HOW TO COMPLETE THIS TASK:
Print every line below without adding or leaving out a single word.

SUPPLIED RECORDS:
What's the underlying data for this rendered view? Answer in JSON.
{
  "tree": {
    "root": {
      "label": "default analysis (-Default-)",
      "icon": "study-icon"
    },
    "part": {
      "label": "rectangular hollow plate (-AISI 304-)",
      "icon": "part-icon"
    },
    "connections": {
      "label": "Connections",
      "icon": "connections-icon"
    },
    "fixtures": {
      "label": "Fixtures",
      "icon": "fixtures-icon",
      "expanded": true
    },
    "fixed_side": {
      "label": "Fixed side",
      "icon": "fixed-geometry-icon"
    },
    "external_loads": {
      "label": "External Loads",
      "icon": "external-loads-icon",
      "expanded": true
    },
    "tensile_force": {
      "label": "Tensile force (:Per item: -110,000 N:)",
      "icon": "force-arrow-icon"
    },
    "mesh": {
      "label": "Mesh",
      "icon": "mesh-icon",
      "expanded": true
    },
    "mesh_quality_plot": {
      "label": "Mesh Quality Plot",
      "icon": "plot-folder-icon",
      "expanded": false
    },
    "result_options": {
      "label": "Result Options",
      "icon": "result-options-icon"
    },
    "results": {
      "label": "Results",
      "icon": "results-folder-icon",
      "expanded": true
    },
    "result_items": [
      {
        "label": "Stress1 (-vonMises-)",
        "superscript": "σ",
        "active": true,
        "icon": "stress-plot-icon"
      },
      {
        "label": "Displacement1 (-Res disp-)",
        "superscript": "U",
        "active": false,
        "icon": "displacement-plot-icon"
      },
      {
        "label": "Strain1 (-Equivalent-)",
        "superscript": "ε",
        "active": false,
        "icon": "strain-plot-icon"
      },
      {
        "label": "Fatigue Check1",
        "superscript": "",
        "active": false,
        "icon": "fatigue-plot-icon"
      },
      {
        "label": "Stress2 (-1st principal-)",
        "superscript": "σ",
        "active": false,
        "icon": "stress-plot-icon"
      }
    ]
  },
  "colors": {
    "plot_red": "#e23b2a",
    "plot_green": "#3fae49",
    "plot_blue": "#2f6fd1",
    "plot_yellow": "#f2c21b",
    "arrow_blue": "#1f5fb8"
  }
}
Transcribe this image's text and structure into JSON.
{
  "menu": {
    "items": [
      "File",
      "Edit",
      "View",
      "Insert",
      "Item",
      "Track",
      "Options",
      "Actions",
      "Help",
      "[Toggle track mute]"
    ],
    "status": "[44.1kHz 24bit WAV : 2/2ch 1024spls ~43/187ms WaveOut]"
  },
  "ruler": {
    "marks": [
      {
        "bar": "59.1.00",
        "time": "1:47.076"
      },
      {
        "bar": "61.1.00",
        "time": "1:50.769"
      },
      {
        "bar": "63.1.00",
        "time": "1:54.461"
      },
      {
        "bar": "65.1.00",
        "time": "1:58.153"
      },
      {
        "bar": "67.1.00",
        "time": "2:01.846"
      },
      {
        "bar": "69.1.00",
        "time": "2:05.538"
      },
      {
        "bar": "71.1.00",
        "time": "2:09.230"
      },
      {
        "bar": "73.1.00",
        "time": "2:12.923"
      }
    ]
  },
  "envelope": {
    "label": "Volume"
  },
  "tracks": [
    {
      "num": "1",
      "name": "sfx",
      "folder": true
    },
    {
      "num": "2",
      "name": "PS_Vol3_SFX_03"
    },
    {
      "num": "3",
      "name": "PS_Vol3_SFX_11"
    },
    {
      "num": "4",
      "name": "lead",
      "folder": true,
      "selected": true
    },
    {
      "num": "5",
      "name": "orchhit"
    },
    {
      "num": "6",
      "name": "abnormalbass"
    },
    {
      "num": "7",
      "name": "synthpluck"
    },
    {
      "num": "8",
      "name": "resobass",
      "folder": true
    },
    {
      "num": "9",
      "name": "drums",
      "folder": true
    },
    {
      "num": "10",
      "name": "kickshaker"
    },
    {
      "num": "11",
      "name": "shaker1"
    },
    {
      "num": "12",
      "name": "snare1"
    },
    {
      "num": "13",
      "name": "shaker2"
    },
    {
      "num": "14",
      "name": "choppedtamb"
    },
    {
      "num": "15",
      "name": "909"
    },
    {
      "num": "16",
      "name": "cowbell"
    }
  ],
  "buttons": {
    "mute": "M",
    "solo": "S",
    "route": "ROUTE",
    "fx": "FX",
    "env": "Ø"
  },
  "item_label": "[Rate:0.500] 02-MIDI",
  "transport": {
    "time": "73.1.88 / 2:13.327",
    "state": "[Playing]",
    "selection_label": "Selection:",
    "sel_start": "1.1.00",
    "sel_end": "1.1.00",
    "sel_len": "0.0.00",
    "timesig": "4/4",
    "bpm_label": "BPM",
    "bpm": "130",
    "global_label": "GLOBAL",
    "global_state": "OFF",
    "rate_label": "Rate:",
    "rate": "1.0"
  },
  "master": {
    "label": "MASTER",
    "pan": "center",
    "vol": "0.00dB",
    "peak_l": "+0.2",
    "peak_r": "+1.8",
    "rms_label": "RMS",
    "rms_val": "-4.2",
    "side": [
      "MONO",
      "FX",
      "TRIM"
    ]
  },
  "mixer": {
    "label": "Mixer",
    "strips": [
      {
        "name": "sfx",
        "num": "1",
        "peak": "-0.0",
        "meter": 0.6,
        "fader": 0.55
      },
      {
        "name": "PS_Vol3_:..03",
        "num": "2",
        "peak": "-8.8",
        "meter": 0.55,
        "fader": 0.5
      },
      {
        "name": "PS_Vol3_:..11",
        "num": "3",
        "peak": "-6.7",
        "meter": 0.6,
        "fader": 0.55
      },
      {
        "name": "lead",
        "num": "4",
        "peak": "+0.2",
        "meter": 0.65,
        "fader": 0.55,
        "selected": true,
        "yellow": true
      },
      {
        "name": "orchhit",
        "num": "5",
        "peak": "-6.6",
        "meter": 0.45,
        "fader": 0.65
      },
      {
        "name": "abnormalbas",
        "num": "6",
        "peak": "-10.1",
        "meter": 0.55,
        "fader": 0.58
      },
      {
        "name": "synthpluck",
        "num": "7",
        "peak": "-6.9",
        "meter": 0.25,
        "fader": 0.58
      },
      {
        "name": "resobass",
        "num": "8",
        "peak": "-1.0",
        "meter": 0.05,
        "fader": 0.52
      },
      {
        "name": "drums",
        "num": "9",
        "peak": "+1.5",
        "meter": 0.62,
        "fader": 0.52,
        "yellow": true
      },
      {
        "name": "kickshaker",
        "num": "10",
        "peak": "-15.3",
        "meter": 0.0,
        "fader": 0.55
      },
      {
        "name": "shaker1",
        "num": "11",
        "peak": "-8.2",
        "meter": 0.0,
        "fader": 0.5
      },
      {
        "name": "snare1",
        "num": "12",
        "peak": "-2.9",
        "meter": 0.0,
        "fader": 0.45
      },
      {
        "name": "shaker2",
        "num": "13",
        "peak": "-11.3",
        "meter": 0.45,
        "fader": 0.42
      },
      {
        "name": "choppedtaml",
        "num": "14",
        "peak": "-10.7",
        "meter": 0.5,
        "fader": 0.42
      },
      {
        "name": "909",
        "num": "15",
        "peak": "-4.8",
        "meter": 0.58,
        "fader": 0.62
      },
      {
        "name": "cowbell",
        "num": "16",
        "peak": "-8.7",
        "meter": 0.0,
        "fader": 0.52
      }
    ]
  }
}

SOLUTION TO THIS TASK:
What's the underlying data for this rendered view? Answer in JSON.
{
  "tree": {
    "root": {
      "label": "default analysis (-Default-)",
      "icon": "study-icon"
    },
    "part": {
      "label": "rectangular hollow plate (-AISI 304-)",
      "icon": "part-icon"
    },
    "connections": {
      "label": "Connections",
      "icon": "connections-icon"
    },
    "fixtures": {
      "label": "Fixtures",
      "icon": "fixtures-icon",
      "expanded": true
    },
    "fixed_side": {
      "label": "Fixed side",
      "icon": "fixed-geometry-icon"
    },
    "external_loads": {
      "label": "External Loads",
      "icon": "external-loads-icon",
      "expanded": true
    },
    "tensile_force": {
      "label": "Tensile force (:Per item: -110,000 N:)",
      "icon": "force-arrow-icon"
    },
    "mesh": {
      "label": "Mesh",
      "icon": "mesh-icon",
      "expanded": true
    },
    "mesh_quality_plot": {
      "label": "Mesh Quality Plot",
      "icon": "plot-folder-icon",
      "expanded": false
    },
    "result_options": {
      "label": "Result Options",
      "icon": "result-options-icon"
    },
    "results": {
      "label": "Results",
      "icon": "results-folder-icon",
      "expanded": true
    },
    "result_items": [
      {
        "label": "Stress1 (-vonMises-)",
        "superscript": "σ",
        "active": true,
        "icon": "stress-plot-icon"
      },
      {
        "label": "Displacement1 (-Res disp-)",
        "superscript": "U",
        "active": false,
        "icon": "displacement-plot-icon"
      },
      {
        "label": "Strain1 (-Equivalent-)",
        "superscript": "ε",
        "active": false,
        "icon": "strain-plot-icon"
      },
      {
        "label": "Fatigue Check1",
        "superscript": "",
        "active": false,
        "icon": "fatigue-plot-icon"
      },
      {
        "label": "Stress2 (-1st principal-)",
        "superscript": "σ",
        "active": false,
        "icon": "stress-plot-icon"
      }
    ]
  },
  "colors": {
    "plot_red": "#e23b2a",
    "plot_green": "#3fae49",
    "plot_blue": "#2f6fd1",
    "plot_yellow": "#f2c21b",
    "arrow_blue": "#1f5fb8"
  }
}
Transcribe this image's text and structure into JSON.
{
  "menu": {
    "items": [
      "File",
      "Edit",
      "View",
      "Insert",
      "Item",
      "Track",
      "Options",
      "Actions",
      "Help",
      "[Toggle track mute]"
    ],
    "status": "[44.1kHz 24bit WAV : 2/2ch 1024spls ~43/187ms WaveOut]"
  },
  "ruler": {
    "marks": [
      {
        "bar": "59.1.00",
        "time": "1:47.076"
      },
      {
        "bar": "61.1.00",
        "time": "1:50.769"
      },
      {
        "bar": "63.1.00",
        "time": "1:54.461"
      },
      {
        "bar": "65.1.00",
        "time": "1:58.153"
      },
      {
        "bar": "67.1.00",
        "time": "2:01.846"
      },
      {
        "bar": "69.1.00",
        "time": "2:05.538"
      },
      {
        "bar": "71.1.00",
        "time": "2:09.230"
      },
      {
        "bar": "73.1.00",
        "time": "2:12.923"
      }
    ]
  },
  "envelope": {
    "label": "Volume"
  },
  "tracks": [
    {
      "num": "1",
      "name": "sfx",
      "folder": true
    },
    {
      "num": "2",
      "name": "PS_Vol3_SFX_03"
    },
    {
      "num": "3",
      "name": "PS_Vol3_SFX_11"
    },
    {
      "num": "4",
      "name": "lead",
      "folder": true,
      "selected": true
    },
    {
      "num": "5",
      "name": "orchhit"
    },
    {
      "num": "6",
      "name": "abnormalbass"
    },
    {
      "num": "7",
      "name": "synthpluck"
    },
    {
      "num": "8",
      "name": "resobass",
      "folder": true
    },
    {
      "num": "9",
      "name": "drums",
      "folder": true
    },
    {
      "num": "10",
      "name": "kickshaker"
    },
    {
      "num": "11",
      "name": "shaker1"
    },
    {
      "num": "12",
      "name": "snare1"
    },
    {
      "num": "13",
      "name": "shaker2"
    },
    {
      "num": "14",
      "name": "choppedtamb"
    },
    {
      "num": "15",
      "name": "909"
    },
    {
      "num": "16",
      "name": "cowbell"
    }
  ],
  "buttons": {
    "mute": "M",
    "solo": "S",
    "route": "ROUTE",
    "fx": "FX",
    "env": "Ø"
  },
  "item_label": "[Rate:0.500] 02-MIDI",
  "transport": {
    "time": "73.1.88 / 2:13.327",
    "state": "[Playing]",
    "selection_label": "Selection:",
    "sel_start": "1.1.00",
    "sel_end": "1.1.00",
    "sel_len": "0.0.00",
    "timesig": "4/4",
    "bpm_label": "BPM",
    "bpm": "130",
    "global_label": "GLOBAL",
    "global_state": "OFF",
    "rate_label": "Rate:",
    "rate": "1.0"
  },
  "master": {
    "label": "MASTER",
    "pan": "center",
    "vol": "0.00dB",
    "peak_l": "+0.2",
    "peak_r": "+1.8",
    "rms_label": "RMS",
    "rms_val": "-4.2",
    "side": [
      "MONO",
      "FX",
      "TRIM"
    ]
  },
  "mixer": {
    "label": "Mixer",
    "strips": [
      {
        "name": "sfx",
        "num": "1",
        "peak": "-0.0",
        "meter": 0.6,
        "fader": 0.55
      },
      {
        "name": "PS_Vol3_:..03",
        "num": "2",
        "peak": "-8.8",
        "meter": 0.55,
        "fader": 0.5
      },
      {
        "name": "PS_Vol3_:..11",
        "num": "3",
        "peak": "-6.7",
        "meter": 0.6,
        "fader": 0.55
      },
      {
        "name": "lead",
        "num": "4",
        "peak": "+0.2",
        "meter": 0.65,
        "fader": 0.55,
        "selected": true,
        "yellow": true
      },
      {
        "name": "orchhit",
        "num": "5",
        "peak": "-6.6",
        "meter": 0.45,
        "fader": 0.65
      },
      {
        "name": "abnormalbas",
        "num": "6",
        "peak": "-10.1",
        "meter": 0.55,
        "fader": 0.58
      },
      {
        "name": "synthpluck",
        "num": "7",
        "peak": "-6.9",
        "meter": 0.25,
        "fader": 0.58
      },
      {
        "name": "resobass",
        "num": "8",
        "peak": "-1.0",
        "meter": 0.05,
        "fader": 0.52
      },
      {
        "name": "drums",
        "num": "9",
        "peak": "+1.5",
        "meter": 0.62,
        "fader": 0.52,
        "yellow": true
      },
      {
        "name": "kickshaker",
        "num": "10",
        "peak": "-15.3",
        "meter": 0.0,
        "fader": 0.55
      },
      {
        "name": "shaker1",
        "num": "11",
        "peak": "-8.2",
        "meter": 0.0,
        "fader": 0.5
      },
      {
        "name": "snare1",
        "num": "12",
        "peak": "-2.9",
        "meter": 0.0,
        "fader": 0.45
      },
      {
        "name": "shaker2",
        "num": "13",
        "peak": "-11.3",
        "meter": 0.45,
        "fader": 0.42
      },
      {
        "name": "choppedtaml",
        "num": "14",
        "peak": "-10.7",
        "meter": 0.5,
        "fader": 0.42
      },
      {
        "name": "909",
        "num": "15",
        "peak": "-4.8",
        "meter": 0.58,
        "fader": 0.62
      },
      {
        "name": "cowbell",
        "num": "16",
        "peak": "-8.7",
        "meter": 0.0,
        "fader": 0.52
      }
    ]
  }
}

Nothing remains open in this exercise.